June 2, 2013; Politico

Drew Altman of the Henry Kaiser Family Foundation has an op-ed in a recent issue of Politico to help the public navigate stories about the Affordable Care Act, both those that appear in the mainstream press and on the Internet and those that don’t.

He points out that the ACA story has shifted from beyond the Washington, D.C., Beltway to those states that will be implementing national health insurance reform in different ways, given variations in state health exchanges, expansion of Medicaid coverage, and so much else. Altman suggests that this is a challenge for regional and local news outlets. To us, it is a call to nonprofits around the country to be on-the-ground intelligence, monitoring challenges and variations in ACA implementation.

He warns against stories based on anecdotes. He advises journalists—and implicitly nonprofit observers, too—to use more than one-off examples. He suggests that journalists “do interviews, check with experts, scrape together what early data exist and make judgment calls about whether the anecdote they have is an outlier or representative of broader experience.” The challenge, he notes, is that “powerful anecdotes stick in the public mind in ways statistics never will.” We should all know how difficult it will be for nonprofits and journalists alike to compile reliable stories that go beyond misleading sketches that undermine accurate the public’s understanding of the ACA.

Altman also warns not to get distracted by stories that simply take the public down what we’d call really stupid byways. He references the meme of the “death panels,” which is completely false and has been repeatedly debunked by many news organizations, but is so well stuck in people’s minds that, according to Altman, “40 percent of the American people still believe there are death panels in the ACA.” He intimates—correctly, we think—that the death panel red herring was a story manufactured to manipulate the news, the public, and the political process.

A related issue is the pressure to be “balanced.” In a death-panels story, even though there are no death panels, news outlets would typically feel compelled to quote some nincompoop as a source who’d contend that they existed all the same.
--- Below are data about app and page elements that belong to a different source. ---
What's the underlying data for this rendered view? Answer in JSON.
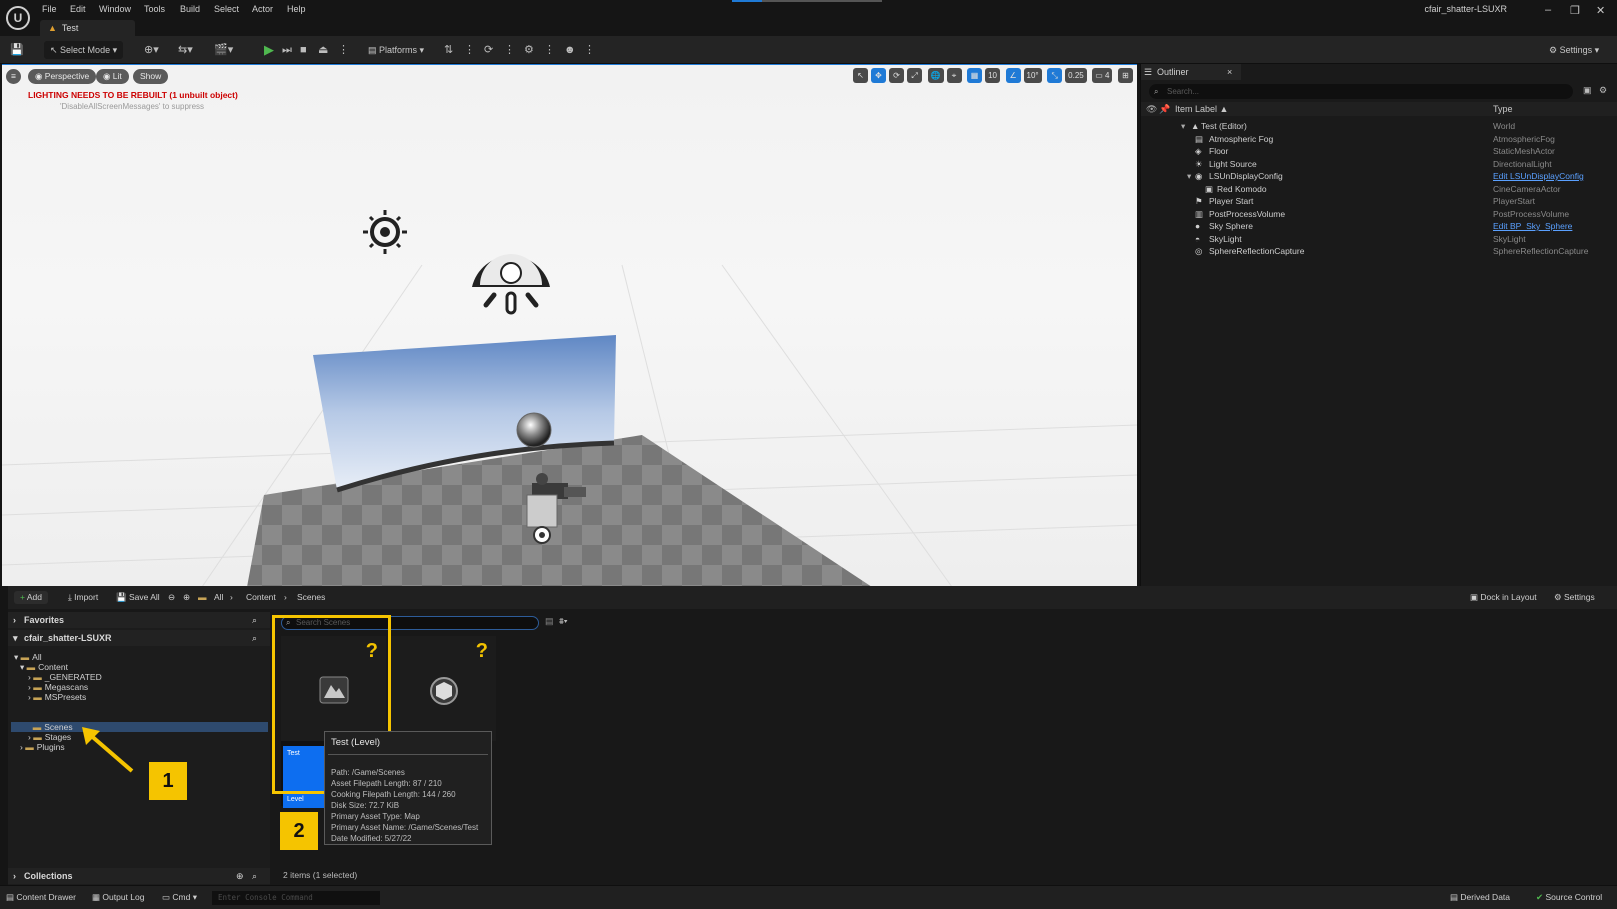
{
  "app": {
    "menu": [
      "File",
      "Edit",
      "Window",
      "Tools",
      "Build",
      "Select",
      "Actor",
      "Help"
    ],
    "level_tab": "Test",
    "project_name": "cfair_shatter-LSUXR",
    "window_controls": [
      "–",
      "❐",
      "✕"
    ]
  },
  "toolbar": {
    "select_mode": "Select Mode",
    "platforms": "Platforms",
    "settings": "Settings"
  },
  "viewport": {
    "perspective": "Perspective",
    "lit": "Lit",
    "show": "Show",
    "warning": "LIGHTING NEEDS TO BE REBUILT (1 unbuilt object)",
    "suppress_hint": "'DisableAllScreenMessages' to suppress",
    "grid_snap": "10",
    "rotation_snap": "10°",
    "scale_snap": "0.25",
    "camera_speed": "4"
  },
  "outliner": {
    "tab": "Outliner",
    "search_placeholder": "Search...",
    "col_label": "Item Label ▲",
    "col_type": "Type",
    "rows": [
      {
        "label": "Test (Editor)",
        "type": "World"
      },
      {
        "label": "Atmospheric Fog",
        "type": "AtmosphericFog"
      },
      {
        "label": "Floor",
        "type": "StaticMeshActor"
      },
      {
        "label": "Light Source",
        "type": "DirectionalLight"
      },
      {
        "label": "LSUnDisplayConfig",
        "type": "Edit LSUnDisplayConfig"
      },
      {
        "label": "Red Komodo",
        "type": "CineCameraActor"
      },
      {
        "label": "Player Start",
        "type": "PlayerStart"
      },
      {
        "label": "PostProcessVolume",
        "type": "PostProcessVolume"
      },
      {
        "label": "Sky Sphere",
        "type": "Edit BP_Sky_Sphere"
      },
      {
        "label": "SkyLight",
        "type": "SkyLight"
      },
      {
        "label": "SphereReflectionCapture",
        "type": "SphereReflectionCapture"
      }
    ]
  },
  "content_browser": {
    "add": "Add",
    "import": "Import",
    "save_all": "Save All",
    "breadcrumb": [
      "All",
      "Content",
      "Scenes"
    ],
    "dock_in_layout": "Dock in Layout",
    "settings": "Settings",
    "favorites": "Favorites",
    "project": "cfair_shatter-LSUXR",
    "collections": "Collections",
    "tree": [
      "All",
      "Content",
      "_GENERATED",
      "Megascans",
      "MSPresets",
      "Scenes",
      "Stages",
      "Plugins"
    ],
    "search_placeholder": "Search Scenes",
    "status": "2 items (1 selected)",
    "tile1_name": "Test",
    "tile1_class": "Level",
    "badge_1": "1",
    "badge_2": "2",
    "tooltip": {
      "title": "Test (Level)",
      "path": "Path: /Game/Scenes",
      "asset_filepath_length": "Asset Filepath Length: 87 / 210",
      "cooking_filepath_length": "Cooking Filepath Length: 144 / 260",
      "disk_size": "Disk Size: 72.7 KiB",
      "primary_asset_type": "Primary Asset Type: Map",
      "primary_asset_name": "Primary Asset Name: /Game/Scenes/Test",
      "date_modified": "Date Modified: 5/27/22"
    }
  },
  "statusbar": {
    "content_drawer": "Content Drawer",
    "output_log": "Output Log",
    "cmd": "Cmd",
    "console_placeholder": "Enter Console Command",
    "derived_data": "Derived Data",
    "source_control": "Source Control"
  },
  "colors": {
    "accent": "#1f7ad6",
    "highlight": "#f5c400",
    "warning": "#cc0000"
  }
}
In instances when the facts are the facts, verifiable by examining statutes or referring to government reports from the Congressional Research Service or the Government Accounting Office, balancing facts against people who have no facts isn’t balanced news coverage at all.

Altman’s op-ed was directed at the news media, but it applies doubly to nonprofits. In the cacophony of divisive political debates going on in this country right now, nonprofits ought to be thinking of themselves as truth-tellers, honing in on the facts and bringing them to the attention of the public. With tens of millions of people in this country without health insurance coverage, and opponents taking pains to make the ACA unworkable, it’s crucial for nonprofits to get the healthcare facts accurately and thoughtfully in front of the communities they serve.
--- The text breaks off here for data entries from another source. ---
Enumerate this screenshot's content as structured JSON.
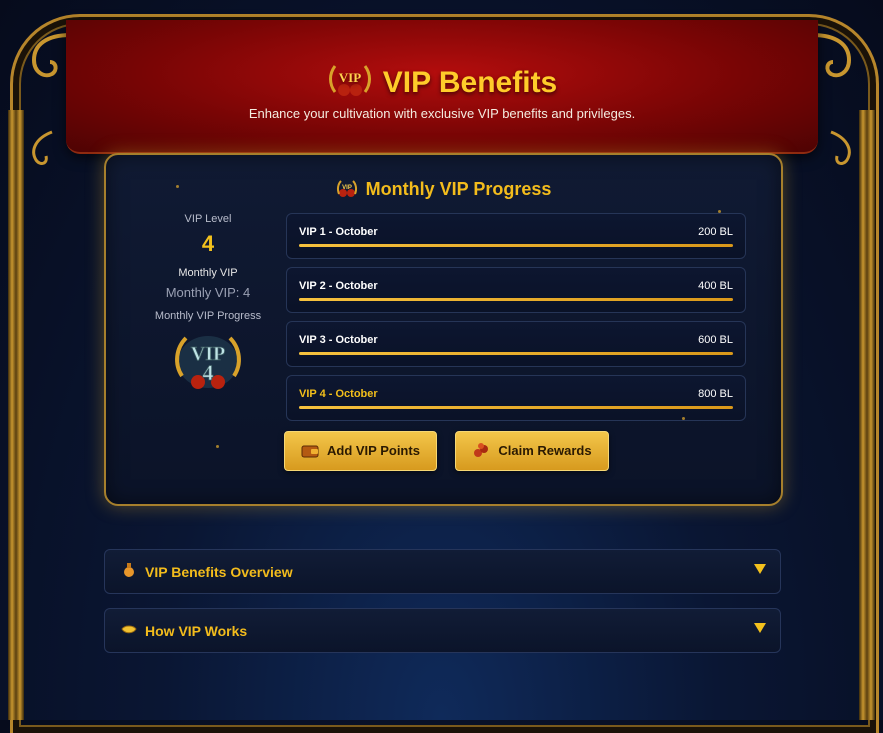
{
  "header": {
    "title": "VIP Benefits",
    "subtitle": "Enhance your cultivation with exclusive VIP benefits and privileges."
  },
  "progress_card": {
    "title": "Monthly VIP Progress",
    "vip_level_label": "VIP Level",
    "vip_level_value": "4",
    "monthly_vip_label": "Monthly VIP",
    "monthly_vip_value": "Monthly VIP: 4",
    "monthly_progress_label": "Monthly VIP Progress",
    "badge_text": "VIP",
    "badge_number": "4",
    "tiers": [
      {
        "name": "VIP 1 - October",
        "cost": "200 BL",
        "progress": 1.0
      },
      {
        "name": "VIP 2 - October",
        "cost": "400 BL",
        "progress": 1.0
      },
      {
        "name": "VIP 3 - October",
        "cost": "600 BL",
        "progress": 1.0
      },
      {
        "name": "VIP 4 - October",
        "cost": "800 BL",
        "progress": 1.0
      }
    ],
    "add_points_label": "Add VIP Points",
    "claim_rewards_label": "Claim Rewards"
  },
  "accordions": {
    "overview_label": "VIP Benefits Overview",
    "how_label": "How VIP Works"
  },
  "colors": {
    "gold": "#f3bc1c",
    "header_red": "#9e0a0a",
    "panel_navy": "#0b1328"
  },
  "icons": {
    "header": "vip-laurel-icon",
    "card_title": "vip-emblem-icon",
    "add_points": "wallet-icon",
    "claim_rewards": "treasure-icon",
    "overview": "potion-icon",
    "how": "ingot-icon",
    "chevrons": "chevron-down-icon"
  }
}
Consider the understandable panic of so many people about the risks of living without health insurance coverage. Nonprofits know the consequences. With the ACA on the books, the nonprofit sector should be helping see the ACA’s effective implementation, the correction of its weaknesses, and a full and accurate understanding of the ACA by the people who stand to benefit from a mandate of affordable health insurance coverage.—Rick Cohen